FORGOTTEN for a moment, was the pain of the damaged trip and board. While drinking and driving – not driving while drunk, I must specify – emerald green swathes of trees appeared ‘round a corner, descending into the heaving ocean and stopping only at a thin strip of tarmac and volcanic rock. We’d arrived at the Great Ocean Road, and under a sky blemished only with thin, sparse jet-stream cloud, it was putting on a feast for our eyes. Triple j’s broadcast notably dipped and rose as we hugged the turns with a vehicle which threatened to tip with only a 10 km breach of the speed limit. There wasn’t even much wind. We passed through a few refreshingly lifeless towns and got stuck behind the odd daydreamer, stopping a couple of times to sear particularly spectacular visions into our minds.
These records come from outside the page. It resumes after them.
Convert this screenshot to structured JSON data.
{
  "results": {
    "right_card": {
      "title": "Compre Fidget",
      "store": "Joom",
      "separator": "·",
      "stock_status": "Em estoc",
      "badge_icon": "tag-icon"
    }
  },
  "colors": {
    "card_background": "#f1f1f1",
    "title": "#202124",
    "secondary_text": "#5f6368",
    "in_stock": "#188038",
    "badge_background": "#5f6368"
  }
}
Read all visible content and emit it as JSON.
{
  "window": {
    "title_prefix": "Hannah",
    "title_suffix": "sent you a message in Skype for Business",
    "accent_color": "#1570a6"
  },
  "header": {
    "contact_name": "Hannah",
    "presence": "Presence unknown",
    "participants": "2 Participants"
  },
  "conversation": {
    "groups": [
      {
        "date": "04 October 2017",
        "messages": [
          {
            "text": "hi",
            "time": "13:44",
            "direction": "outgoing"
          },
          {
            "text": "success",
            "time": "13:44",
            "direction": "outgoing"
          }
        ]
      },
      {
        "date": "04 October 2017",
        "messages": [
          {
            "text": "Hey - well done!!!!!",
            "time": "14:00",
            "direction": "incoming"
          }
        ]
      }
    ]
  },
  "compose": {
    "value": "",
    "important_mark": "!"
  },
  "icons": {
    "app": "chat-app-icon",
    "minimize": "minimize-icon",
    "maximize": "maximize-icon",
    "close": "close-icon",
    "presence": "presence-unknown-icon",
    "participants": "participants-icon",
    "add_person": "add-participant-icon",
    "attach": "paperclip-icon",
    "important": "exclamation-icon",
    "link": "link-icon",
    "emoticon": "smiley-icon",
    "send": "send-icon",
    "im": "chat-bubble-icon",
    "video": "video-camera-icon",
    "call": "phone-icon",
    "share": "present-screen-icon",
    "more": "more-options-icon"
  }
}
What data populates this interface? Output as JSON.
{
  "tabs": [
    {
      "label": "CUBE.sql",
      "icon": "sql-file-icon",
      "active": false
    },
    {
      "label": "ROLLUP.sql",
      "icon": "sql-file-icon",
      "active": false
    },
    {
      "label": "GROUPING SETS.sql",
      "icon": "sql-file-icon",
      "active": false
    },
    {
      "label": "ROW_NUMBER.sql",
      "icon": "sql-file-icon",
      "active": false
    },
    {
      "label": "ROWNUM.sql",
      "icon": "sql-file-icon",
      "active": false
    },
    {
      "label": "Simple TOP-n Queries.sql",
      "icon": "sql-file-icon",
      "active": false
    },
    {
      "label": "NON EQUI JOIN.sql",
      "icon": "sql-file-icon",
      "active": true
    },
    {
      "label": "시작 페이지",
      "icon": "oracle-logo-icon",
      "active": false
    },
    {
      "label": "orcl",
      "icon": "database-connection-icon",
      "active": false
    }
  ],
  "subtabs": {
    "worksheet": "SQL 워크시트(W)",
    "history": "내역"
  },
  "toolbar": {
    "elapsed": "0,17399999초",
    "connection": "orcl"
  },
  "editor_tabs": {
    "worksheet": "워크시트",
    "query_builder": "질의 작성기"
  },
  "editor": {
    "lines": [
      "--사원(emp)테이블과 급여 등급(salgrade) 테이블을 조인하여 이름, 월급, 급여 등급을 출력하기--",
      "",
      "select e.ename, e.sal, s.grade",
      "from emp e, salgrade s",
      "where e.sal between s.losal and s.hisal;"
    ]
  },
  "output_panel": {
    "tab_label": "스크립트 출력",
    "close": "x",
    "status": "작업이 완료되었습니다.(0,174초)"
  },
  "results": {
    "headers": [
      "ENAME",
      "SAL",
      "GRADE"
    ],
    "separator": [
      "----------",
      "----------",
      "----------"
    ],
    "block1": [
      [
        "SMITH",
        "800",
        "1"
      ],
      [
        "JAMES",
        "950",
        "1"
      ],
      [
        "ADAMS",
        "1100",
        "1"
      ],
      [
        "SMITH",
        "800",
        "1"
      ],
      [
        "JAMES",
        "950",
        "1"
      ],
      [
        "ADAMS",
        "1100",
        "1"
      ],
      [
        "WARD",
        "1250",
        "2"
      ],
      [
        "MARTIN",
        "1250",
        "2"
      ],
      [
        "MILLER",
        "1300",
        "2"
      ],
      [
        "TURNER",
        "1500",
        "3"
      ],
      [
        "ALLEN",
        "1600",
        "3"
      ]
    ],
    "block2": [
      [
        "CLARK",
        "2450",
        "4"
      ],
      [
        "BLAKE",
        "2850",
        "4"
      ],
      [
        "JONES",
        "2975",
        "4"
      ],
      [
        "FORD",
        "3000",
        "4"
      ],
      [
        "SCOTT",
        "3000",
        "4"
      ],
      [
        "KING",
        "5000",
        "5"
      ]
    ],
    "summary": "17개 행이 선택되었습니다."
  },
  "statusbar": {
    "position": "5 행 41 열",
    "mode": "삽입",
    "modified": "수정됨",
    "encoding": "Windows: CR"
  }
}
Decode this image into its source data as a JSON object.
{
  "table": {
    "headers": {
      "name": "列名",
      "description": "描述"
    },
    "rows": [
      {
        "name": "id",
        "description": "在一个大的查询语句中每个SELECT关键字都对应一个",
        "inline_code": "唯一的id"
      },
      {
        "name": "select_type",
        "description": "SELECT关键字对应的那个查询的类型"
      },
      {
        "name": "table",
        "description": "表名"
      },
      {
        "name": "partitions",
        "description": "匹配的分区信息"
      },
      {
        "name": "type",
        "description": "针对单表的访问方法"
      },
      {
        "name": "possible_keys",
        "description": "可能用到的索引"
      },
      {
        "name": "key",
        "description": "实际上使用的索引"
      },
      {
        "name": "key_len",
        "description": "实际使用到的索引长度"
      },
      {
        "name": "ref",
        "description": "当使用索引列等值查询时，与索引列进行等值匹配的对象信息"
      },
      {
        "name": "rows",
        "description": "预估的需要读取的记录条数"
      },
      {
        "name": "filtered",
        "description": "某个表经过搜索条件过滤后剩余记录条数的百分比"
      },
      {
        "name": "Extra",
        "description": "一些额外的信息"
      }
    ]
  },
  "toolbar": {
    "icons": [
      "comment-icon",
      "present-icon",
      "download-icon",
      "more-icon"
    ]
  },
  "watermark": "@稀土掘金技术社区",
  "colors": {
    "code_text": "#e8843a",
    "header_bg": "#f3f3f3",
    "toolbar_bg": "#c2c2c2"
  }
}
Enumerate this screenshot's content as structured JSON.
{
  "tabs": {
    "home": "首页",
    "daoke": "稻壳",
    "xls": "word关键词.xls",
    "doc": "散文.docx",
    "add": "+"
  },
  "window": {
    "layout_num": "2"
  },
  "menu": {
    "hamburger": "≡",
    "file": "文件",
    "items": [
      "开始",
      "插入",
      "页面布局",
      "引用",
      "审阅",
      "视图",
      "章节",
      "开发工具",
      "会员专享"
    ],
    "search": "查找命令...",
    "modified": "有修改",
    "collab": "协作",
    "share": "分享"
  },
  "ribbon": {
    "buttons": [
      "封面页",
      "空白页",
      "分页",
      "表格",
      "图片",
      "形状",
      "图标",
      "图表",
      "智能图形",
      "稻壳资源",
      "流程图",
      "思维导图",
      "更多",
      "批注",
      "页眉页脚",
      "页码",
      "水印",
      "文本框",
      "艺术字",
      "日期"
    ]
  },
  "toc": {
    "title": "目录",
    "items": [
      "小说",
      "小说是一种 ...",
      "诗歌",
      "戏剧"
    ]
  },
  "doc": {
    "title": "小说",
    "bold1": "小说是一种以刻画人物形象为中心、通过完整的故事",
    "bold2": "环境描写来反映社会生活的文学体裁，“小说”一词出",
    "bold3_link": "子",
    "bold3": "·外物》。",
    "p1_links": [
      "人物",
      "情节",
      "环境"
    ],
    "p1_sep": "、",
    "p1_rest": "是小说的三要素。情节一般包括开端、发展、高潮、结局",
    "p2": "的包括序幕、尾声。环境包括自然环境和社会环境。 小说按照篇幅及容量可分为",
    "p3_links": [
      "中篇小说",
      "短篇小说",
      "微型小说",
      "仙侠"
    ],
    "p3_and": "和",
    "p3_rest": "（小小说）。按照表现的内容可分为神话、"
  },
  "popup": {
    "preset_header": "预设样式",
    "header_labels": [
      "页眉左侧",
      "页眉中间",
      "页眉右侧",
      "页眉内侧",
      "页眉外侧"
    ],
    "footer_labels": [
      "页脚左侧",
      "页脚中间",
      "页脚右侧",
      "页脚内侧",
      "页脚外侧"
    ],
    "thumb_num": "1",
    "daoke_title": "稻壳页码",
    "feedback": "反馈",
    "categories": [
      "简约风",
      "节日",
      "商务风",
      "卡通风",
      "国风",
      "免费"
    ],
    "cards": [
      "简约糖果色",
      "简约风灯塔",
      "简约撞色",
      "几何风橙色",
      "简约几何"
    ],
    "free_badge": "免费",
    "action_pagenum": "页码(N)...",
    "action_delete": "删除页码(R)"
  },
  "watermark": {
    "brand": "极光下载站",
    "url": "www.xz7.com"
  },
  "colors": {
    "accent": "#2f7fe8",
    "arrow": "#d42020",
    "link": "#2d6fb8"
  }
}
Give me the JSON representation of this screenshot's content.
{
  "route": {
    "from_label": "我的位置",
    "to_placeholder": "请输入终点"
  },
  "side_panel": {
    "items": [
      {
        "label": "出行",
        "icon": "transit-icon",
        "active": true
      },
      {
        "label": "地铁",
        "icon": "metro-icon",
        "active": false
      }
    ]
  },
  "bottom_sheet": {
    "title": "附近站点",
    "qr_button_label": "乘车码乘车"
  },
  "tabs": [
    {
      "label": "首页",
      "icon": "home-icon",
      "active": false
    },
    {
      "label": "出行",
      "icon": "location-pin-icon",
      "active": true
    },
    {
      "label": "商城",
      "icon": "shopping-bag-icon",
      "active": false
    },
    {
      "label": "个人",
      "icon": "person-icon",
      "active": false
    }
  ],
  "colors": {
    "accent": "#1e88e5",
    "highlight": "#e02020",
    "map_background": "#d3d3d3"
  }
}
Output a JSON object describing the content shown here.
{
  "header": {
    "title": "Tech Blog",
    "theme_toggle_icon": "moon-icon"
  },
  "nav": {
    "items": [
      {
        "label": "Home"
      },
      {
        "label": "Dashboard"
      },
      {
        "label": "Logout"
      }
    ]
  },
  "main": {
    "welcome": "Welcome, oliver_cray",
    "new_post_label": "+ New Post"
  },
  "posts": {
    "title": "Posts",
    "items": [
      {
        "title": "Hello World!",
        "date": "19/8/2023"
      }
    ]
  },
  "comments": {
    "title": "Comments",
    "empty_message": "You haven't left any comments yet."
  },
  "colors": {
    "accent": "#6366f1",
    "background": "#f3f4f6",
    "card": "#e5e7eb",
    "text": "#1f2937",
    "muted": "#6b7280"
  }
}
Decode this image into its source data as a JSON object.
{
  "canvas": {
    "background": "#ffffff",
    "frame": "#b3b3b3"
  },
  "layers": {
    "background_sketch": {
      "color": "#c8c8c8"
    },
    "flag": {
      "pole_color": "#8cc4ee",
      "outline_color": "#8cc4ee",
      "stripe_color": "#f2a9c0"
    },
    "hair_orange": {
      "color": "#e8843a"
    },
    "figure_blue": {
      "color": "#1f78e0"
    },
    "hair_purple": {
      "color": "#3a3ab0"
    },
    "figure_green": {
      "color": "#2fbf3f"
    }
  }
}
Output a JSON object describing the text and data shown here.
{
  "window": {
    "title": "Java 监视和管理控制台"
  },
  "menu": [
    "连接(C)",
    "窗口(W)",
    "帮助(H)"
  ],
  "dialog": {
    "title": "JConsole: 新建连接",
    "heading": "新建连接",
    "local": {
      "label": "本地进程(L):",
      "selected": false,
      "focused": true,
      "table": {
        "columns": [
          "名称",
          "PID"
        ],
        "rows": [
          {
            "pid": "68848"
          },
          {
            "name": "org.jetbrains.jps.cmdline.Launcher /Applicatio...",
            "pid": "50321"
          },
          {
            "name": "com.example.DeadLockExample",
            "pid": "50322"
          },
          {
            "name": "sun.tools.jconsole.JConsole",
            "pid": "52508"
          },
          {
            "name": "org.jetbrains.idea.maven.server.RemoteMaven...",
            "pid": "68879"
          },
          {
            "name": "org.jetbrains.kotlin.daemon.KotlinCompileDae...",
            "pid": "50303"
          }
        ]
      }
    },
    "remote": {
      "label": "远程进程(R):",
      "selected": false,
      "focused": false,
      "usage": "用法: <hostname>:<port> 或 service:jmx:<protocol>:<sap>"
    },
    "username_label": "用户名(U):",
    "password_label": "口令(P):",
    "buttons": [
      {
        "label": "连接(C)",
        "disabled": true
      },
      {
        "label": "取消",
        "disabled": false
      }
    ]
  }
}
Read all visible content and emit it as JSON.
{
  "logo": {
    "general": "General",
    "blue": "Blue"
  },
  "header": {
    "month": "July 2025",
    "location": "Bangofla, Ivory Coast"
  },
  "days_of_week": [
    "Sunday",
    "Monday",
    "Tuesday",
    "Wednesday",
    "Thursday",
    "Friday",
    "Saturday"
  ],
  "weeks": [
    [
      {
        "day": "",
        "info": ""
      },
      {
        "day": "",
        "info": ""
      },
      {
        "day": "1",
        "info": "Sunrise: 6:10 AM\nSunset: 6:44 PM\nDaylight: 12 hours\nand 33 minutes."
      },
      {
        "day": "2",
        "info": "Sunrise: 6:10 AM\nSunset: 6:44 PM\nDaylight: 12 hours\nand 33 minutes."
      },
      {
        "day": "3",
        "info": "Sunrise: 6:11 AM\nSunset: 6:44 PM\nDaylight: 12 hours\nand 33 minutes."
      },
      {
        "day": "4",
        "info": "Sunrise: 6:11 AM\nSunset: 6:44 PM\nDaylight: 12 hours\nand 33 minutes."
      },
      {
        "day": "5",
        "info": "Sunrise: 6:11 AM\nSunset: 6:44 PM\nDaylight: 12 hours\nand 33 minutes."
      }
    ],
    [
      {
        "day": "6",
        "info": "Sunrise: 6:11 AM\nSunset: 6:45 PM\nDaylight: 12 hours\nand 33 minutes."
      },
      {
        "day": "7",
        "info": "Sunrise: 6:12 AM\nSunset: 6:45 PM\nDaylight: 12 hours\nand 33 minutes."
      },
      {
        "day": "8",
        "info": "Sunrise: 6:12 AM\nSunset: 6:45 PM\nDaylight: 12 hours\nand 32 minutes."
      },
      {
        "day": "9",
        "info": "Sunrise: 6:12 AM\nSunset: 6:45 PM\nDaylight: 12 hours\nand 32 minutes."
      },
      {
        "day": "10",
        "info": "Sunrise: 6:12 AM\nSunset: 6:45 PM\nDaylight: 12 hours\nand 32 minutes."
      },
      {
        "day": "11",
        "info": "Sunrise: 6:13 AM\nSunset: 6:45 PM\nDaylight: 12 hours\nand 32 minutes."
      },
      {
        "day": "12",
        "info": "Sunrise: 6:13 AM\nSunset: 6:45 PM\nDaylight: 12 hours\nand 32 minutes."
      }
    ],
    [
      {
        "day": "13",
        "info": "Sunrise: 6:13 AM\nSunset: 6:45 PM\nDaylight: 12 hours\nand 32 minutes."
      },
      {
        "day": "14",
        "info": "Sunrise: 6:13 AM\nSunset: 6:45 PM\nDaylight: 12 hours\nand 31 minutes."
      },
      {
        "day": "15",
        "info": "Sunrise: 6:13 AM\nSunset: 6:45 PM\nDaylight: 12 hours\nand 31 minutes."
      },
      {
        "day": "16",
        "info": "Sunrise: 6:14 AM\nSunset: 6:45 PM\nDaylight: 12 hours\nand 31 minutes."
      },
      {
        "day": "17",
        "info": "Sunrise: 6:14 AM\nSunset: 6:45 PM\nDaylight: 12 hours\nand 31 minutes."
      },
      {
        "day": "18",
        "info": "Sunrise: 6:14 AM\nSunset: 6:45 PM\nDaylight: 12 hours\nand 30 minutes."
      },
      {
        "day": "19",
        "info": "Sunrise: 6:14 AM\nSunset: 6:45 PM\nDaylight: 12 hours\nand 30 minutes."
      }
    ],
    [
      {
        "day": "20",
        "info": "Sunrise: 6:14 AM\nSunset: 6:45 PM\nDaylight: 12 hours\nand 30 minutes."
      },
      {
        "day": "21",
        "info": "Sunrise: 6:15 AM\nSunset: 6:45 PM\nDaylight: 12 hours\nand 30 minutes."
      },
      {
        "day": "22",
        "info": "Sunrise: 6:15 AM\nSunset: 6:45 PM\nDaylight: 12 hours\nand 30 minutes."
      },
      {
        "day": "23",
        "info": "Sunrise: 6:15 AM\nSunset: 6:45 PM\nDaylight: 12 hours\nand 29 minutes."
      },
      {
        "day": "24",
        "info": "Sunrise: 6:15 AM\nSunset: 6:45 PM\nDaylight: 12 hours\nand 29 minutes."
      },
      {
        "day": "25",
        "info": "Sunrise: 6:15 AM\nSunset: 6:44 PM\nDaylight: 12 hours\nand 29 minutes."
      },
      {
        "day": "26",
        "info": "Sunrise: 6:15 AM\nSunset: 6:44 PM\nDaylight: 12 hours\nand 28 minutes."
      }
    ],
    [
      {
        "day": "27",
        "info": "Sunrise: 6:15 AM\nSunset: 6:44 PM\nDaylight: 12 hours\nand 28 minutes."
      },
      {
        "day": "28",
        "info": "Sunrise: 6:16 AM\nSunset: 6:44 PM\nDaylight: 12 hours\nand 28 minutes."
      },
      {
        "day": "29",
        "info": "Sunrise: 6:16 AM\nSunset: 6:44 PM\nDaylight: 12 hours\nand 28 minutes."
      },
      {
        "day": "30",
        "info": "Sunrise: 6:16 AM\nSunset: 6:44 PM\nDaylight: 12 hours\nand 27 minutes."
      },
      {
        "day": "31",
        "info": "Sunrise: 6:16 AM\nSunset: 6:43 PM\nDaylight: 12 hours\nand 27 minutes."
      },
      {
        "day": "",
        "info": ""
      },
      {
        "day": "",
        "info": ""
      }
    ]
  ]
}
Not long before Lorne, home of the Falls Festival, we marvelled at incredible waves which once again had our surfing salivation slippery once more. Forgetting the water temperature, we appraised Lorne’s incredible right-hand-point potential and, as dusk deepened, decided to stay. This would be our first night exposed, me within a tent and Jim within Mortein – our Wicked Camper – to a sleep with Victoria’s famous cold as our companions. But we were determined to have an enjoyable Saturday night nonetheless. First port of call was a backpacker hostel noticeably devoid of both cheap drinks and Swedish backpackers keen on licking our toes. It was warm, though, and the average-looking redhead behind the bar who held ambitions as a dancer momentarily attracted my attention. We approached the town’s main pub as the frost began to gather. There we met a bouncer from Los Angeles, a couple from Adelaide and Sydney and a group of clueless girl’s-night-outers from Geelong. The bouncer had mysterious business interests both native and Aussie. The couple met at a warehouse party in which she approached him and said ‘You’re cute’. To which he replied ‘Hell yes I am’. And the rest, as they say was history, and so too thankfully was his rendition of what he called ‘The Octopus’: walking backward while gyrating his arms out in front of him. I was kinda hoping he’d go too far and fall into the freezing Southern Ocean. No luck. Jim bonded well with the LA bouncer because he’d been there. The Geelong girls were reasonably attractive and from the city of my birth, and they certainly felt the cold, in comparison to us, like they’d not lived further north for any serious period of time. Apart from that, and my disappointment and confusion at the pokie room closing early, it was a pretty uneventful night so we headed back. Well drunk after stopping at another club if only for the warmth, and of course the drinks, we had a feed of noodles with help from the long suffered for kettle, then slept blissfully until waking up freezing cold at 3am and dropping in and out of unconsciousness until the birds started chirping, and the breaking waves drew us hither.